* **WHAT TO DO**
Copy the data precisely, keeping every character.

* **DATA EXTRACTS**
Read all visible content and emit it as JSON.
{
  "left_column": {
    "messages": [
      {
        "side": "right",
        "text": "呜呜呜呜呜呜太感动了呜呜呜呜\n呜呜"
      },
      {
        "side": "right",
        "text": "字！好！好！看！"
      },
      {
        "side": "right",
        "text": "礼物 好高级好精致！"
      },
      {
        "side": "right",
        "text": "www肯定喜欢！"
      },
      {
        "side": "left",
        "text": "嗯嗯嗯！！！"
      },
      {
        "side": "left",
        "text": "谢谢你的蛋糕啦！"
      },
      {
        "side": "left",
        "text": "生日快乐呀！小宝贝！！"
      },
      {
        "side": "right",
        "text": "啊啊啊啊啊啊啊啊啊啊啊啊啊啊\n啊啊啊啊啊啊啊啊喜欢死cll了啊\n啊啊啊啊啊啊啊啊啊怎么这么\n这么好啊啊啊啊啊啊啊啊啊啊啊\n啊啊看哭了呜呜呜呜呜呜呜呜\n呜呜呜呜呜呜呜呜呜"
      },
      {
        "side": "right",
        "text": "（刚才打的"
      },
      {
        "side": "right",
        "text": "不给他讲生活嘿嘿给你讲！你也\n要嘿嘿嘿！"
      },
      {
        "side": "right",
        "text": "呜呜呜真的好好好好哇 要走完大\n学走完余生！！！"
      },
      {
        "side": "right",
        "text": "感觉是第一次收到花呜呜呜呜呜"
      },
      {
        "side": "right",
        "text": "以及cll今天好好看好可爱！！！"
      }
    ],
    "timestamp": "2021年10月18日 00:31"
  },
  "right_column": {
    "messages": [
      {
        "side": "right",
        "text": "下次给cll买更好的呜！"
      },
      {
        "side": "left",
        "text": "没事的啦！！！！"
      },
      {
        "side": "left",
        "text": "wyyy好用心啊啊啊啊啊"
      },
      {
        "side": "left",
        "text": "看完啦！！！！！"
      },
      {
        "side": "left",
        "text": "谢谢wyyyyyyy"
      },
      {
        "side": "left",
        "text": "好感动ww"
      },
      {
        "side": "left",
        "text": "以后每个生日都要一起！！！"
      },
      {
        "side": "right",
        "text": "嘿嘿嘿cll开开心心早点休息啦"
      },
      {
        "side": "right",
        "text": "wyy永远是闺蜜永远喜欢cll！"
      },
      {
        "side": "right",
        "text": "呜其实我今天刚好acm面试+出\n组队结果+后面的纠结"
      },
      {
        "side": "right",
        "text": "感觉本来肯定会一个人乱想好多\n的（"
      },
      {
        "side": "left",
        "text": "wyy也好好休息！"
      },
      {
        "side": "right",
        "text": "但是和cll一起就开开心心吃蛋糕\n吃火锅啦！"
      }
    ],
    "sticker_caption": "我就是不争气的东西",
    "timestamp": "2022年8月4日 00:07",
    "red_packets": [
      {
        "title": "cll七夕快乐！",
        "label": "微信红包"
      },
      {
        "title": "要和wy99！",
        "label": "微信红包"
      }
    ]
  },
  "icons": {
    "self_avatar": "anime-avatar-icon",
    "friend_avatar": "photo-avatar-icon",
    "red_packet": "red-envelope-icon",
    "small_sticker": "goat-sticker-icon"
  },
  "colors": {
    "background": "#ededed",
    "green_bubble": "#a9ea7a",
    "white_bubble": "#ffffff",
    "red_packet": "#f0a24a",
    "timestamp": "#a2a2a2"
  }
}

* **EXERCISE ANSWER**
Read all visible content and emit it as JSON.
{
  "left_column": {
    "messages": [
      {
        "side": "right",
        "text": "呜呜呜呜呜呜太感动了呜呜呜呜\n呜呜"
      },
      {
        "side": "right",
        "text": "字！好！好！看！"
      },
      {
        "side": "right",
        "text": "礼物 好高级好精致！"
      },
      {
        "side": "right",
        "text": "www肯定喜欢！"
      },
      {
        "side": "left",
        "text": "嗯嗯嗯！！！"
      },
      {
        "side": "left",
        "text": "谢谢你的蛋糕啦！"
      },
      {
        "side": "left",
        "text": "生日快乐呀！小宝贝！！"
      },
      {
        "side": "right",
        "text": "啊啊啊啊啊啊啊啊啊啊啊啊啊啊\n啊啊啊啊啊啊啊啊喜欢死cll了啊\n啊啊啊啊啊啊啊啊啊怎么这么\n这么好啊啊啊啊啊啊啊啊啊啊啊\n啊啊看哭了呜呜呜呜呜呜呜呜\n呜呜呜呜呜呜呜呜呜"
      },
      {
        "side": "right",
        "text": "（刚才打的"
      },
      {
        "side": "right",
        "text": "不给他讲生活嘿嘿给你讲！你也\n要嘿嘿嘿！"
      },
      {
        "side": "right",
        "text": "呜呜呜真的好好好好哇 要走完大\n学走完余生！！！"
      },
      {
        "side": "right",
        "text": "感觉是第一次收到花呜呜呜呜呜"
      },
      {
        "side": "right",
        "text": "以及cll今天好好看好可爱！！！"
      }
    ],
    "timestamp": "2021年10月18日 00:31"
  },
  "right_column": {
    "messages": [
      {
        "side": "right",
        "text": "下次给cll买更好的呜！"
      },
      {
        "side": "left",
        "text": "没事的啦！！！！"
      },
      {
        "side": "left",
        "text": "wyyy好用心啊啊啊啊啊"
      },
      {
        "side": "left",
        "text": "看完啦！！！！！"
      },
      {
        "side": "left",
        "text": "谢谢wyyyyyyy"
      },
      {
        "side": "left",
        "text": "好感动ww"
      },
      {
        "side": "left",
        "text": "以后每个生日都要一起！！！"
      },
      {
        "side": "right",
        "text": "嘿嘿嘿cll开开心心早点休息啦"
      },
      {
        "side": "right",
        "text": "wyy永远是闺蜜永远喜欢cll！"
      },
      {
        "side": "right",
        "text": "呜其实我今天刚好acm面试+出\n组队结果+后面的纠结"
      },
      {
        "side": "right",
        "text": "感觉本来肯定会一个人乱想好多\n的（"
      },
      {
        "side": "left",
        "text": "wyy也好好休息！"
      },
      {
        "side": "right",
        "text": "但是和cll一起就开开心心吃蛋糕\n吃火锅啦！"
      }
    ],
    "sticker_caption": "我就是不争气的东西",
    "timestamp": "2022年8月4日 00:07",
    "red_packets": [
      {
        "title": "cll七夕快乐！",
        "label": "微信红包"
      },
      {
        "title": "要和wy99！",
        "label": "微信红包"
      }
    ]
  },
  "icons": {
    "self_avatar": "anime-avatar-icon",
    "friend_avatar": "photo-avatar-icon",
    "red_packet": "red-envelope-icon",
    "small_sticker": "goat-sticker-icon"
  },
  "colors": {
    "background": "#ededed",
    "green_bubble": "#a9ea7a",
    "white_bubble": "#ffffff",
    "red_packet": "#f0a24a",
    "timestamp": "#a2a2a2"
  }
}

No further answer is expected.